In the following months, family members passed away one after the other. A year dedicated to loss, mourning, illness and uncertainty dealt a heavy blow. My house was no longer my house, it was a place of mourning. It was just me and my family. Once we overcame one hurdle, one wave of grief, the news of another death came. I got up every day, my spine feeling heavier than the day before, my heart feeling emptier, my head pounding. But we carried on. We made three meals; we ate them. We fought with each other, we made up. We did our work, we cleaned the house, we even smiled.
For the first few days, grief feels like you’re floating on water.
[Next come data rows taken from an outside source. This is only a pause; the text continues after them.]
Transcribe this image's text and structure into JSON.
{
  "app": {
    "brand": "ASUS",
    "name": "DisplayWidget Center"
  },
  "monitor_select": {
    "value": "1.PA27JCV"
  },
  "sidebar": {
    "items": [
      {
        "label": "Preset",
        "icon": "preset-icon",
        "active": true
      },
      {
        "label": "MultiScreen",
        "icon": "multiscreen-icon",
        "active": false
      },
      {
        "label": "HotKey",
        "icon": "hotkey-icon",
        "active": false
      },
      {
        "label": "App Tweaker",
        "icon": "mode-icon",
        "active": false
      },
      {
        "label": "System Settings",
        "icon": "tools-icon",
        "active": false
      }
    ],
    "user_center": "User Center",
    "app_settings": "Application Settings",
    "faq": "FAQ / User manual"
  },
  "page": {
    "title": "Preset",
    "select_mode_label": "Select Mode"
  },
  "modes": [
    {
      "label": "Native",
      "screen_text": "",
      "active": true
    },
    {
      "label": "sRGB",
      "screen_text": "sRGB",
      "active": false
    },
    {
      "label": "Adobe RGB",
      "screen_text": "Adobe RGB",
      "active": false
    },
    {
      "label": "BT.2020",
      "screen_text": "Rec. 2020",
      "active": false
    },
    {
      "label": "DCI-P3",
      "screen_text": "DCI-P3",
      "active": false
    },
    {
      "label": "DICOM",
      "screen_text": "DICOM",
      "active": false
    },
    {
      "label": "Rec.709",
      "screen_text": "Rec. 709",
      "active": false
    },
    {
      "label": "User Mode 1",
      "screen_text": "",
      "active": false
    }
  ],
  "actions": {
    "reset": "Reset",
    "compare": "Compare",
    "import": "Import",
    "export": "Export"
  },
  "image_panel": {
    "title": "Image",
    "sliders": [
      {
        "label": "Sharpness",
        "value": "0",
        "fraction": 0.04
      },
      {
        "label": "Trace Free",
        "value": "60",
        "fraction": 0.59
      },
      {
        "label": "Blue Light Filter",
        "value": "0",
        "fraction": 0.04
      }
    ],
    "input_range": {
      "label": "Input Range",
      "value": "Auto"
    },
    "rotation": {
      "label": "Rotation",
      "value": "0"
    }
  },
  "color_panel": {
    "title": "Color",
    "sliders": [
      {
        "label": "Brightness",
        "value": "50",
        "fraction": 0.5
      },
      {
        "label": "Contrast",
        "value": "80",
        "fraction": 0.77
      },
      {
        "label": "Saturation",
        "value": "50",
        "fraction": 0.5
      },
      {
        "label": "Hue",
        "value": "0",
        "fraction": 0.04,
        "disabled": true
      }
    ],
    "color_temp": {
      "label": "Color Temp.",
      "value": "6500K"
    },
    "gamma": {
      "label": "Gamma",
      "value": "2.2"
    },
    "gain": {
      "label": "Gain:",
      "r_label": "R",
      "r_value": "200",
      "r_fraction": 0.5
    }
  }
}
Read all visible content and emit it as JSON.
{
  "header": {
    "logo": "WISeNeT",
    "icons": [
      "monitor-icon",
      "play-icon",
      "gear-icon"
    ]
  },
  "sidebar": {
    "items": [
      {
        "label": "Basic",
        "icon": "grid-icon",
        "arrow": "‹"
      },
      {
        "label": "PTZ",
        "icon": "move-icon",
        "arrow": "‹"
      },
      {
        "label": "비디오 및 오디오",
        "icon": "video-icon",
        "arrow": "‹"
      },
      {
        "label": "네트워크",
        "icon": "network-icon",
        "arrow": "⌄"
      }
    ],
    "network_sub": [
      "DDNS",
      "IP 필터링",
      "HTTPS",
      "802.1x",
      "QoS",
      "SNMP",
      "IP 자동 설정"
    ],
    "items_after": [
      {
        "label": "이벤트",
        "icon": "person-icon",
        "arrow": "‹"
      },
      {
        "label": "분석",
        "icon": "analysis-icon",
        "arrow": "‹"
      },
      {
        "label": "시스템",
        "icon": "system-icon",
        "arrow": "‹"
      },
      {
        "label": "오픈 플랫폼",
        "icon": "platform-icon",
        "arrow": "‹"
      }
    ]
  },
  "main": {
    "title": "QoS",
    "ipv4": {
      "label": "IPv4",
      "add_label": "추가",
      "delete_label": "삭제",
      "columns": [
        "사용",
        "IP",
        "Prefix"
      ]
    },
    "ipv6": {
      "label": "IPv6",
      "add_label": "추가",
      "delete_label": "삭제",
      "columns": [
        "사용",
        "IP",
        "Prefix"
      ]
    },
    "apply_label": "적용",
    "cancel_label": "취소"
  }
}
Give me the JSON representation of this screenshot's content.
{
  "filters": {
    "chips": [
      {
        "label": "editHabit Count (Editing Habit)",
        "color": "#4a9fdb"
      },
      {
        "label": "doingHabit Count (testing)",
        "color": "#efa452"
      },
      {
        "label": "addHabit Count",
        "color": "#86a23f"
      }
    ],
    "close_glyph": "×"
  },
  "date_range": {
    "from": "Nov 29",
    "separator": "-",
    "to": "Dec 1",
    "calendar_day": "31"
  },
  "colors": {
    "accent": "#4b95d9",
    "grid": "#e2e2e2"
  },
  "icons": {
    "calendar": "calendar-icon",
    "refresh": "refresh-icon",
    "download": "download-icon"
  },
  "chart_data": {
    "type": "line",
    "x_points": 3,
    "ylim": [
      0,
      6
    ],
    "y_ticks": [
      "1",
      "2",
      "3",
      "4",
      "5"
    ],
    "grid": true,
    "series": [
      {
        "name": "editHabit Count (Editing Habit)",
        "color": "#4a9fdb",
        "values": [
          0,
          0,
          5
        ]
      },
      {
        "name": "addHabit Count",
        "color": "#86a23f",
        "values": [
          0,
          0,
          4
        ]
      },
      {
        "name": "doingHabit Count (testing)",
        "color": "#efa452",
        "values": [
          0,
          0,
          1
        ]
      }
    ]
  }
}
Your body knows what to do, when to cry, how to express, what you need, what you don’t. Following that grief creeps up on you in moments you least expect it. When you’re having a bath, doing gardening, putting away the medicines, finding a place for the dog bowl, changing your meat shop order because “ya, we don’t need the chicken bones anymore”.
After that, grief has no shape or form or channel. It wanders recklessly through your life. Etching away at the fabric of your being, you can lose yourself to grief. I saw it. I saw why my grandmother never stopped mourning. I saw why the house grew older and less like itself. I saw myself, a skeleton of what I was, with so much love for the ones I had lost, but nowhere to put it. So, I carried it in a small suitcase by my side.
I tried all of last year to write an essay on grief. I thought, writing it out would be closing its chapter. I tried but I never could. There would never be enough words and yet every word I had written, I had written before. I was repeating myself, the pain, the heaviness, the pain, the heaviness, the pain, the heaviness – rehearsed.
What you have read I have rehearsed for a year. There is still more to this monologue that I have not written yet. More to this elegy that is yet to come. But the words here are witness to the fact that the wound is healing. That grief is finding its way. That time is a holding ground. That energy is returning to my body. That I don’t sleep as much anymore. That I can finish my work, the dishes, have conversations and watch a film, all in the same day. That I can concentrate. That I am not becoming a fossil at the ripe old age of 23. Yes, I am young, but in my defence, I do have a few grey hairs. As Anderson wrote:
“Grief, I’ve learned, is really just love. It’s all the love you want to give but cannot. All that unspent love gathers up in the corners of your eyes, the lump in your throat, and in that hollow part of your chest. Grief is just love with no place to go.”
But you can put them in photographs, in food, in music, in writing, in art, in yourself. You can always carry the scent of joy in biryani and kebabs, and the scent of them in that joy. Just make sure they aren’t dusty or stale, or fossils.
Eshna Benegal is writer, editor and dancer based out of Bangalore, India. Her early rendezvous with Ogden Nash, Agatha Christie, Sadat Hasan Manto and Karan Johar has led to her inhabiting a relatively flavourful mind. Thus, she comes to the battlefield armed with obscure references, a lot of passion and nonsense. Her writing has been featured on platforms such as The LiveWire, “Unselves: An Anthology of poetry” and soon, many more!
Featured image credit: Pariplab Chakraborty